WORK INSTRUCTION: Please say how many lines in the records below contain the word "this", giving only the number.

--*--

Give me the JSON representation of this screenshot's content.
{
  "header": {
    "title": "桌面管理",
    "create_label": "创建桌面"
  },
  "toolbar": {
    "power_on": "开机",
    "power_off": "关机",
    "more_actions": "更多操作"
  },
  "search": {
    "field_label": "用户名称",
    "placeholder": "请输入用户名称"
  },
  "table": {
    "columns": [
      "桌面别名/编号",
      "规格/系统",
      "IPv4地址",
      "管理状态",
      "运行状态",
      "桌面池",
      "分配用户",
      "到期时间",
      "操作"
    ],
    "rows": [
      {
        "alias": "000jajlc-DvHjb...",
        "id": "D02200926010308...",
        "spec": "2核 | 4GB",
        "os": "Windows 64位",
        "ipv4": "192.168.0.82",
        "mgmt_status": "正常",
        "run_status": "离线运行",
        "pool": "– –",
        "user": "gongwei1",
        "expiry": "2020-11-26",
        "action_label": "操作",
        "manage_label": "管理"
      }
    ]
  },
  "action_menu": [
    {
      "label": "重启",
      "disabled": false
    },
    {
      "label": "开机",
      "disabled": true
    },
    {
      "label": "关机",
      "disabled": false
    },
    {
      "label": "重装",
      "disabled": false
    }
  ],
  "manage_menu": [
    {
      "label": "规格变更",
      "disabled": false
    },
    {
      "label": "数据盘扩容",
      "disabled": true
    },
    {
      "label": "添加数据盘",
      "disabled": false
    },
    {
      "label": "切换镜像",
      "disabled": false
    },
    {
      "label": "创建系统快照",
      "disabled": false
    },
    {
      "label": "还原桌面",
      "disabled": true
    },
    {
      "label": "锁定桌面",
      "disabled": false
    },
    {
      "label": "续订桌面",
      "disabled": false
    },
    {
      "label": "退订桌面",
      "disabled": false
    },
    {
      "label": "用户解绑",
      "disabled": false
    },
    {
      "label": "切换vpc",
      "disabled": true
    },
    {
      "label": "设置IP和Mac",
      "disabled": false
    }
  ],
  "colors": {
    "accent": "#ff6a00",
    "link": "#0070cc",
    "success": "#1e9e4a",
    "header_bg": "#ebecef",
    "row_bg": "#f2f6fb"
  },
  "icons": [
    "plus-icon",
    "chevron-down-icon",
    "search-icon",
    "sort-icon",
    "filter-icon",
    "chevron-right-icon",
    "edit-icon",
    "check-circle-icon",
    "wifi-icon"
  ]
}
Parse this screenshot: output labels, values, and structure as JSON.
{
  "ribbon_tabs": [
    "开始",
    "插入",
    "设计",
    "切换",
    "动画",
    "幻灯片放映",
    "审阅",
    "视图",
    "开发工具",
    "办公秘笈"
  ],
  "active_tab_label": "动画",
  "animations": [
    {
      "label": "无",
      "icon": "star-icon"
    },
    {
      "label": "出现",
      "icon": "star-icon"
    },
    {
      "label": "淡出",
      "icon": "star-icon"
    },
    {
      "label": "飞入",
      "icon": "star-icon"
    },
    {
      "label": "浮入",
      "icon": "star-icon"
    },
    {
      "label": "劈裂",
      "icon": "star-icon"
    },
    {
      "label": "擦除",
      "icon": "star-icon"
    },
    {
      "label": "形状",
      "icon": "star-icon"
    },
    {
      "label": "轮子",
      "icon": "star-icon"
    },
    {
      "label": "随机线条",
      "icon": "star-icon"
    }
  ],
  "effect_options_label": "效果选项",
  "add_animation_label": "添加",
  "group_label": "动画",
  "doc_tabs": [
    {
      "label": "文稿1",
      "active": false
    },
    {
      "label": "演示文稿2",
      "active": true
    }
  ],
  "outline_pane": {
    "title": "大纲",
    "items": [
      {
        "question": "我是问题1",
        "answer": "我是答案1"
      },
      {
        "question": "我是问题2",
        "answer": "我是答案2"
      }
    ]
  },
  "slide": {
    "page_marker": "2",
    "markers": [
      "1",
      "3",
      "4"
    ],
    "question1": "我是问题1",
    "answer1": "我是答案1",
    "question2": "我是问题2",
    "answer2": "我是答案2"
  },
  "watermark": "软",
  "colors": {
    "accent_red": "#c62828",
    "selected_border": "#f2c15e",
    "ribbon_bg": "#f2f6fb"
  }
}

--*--

ANSWER SPACE: 2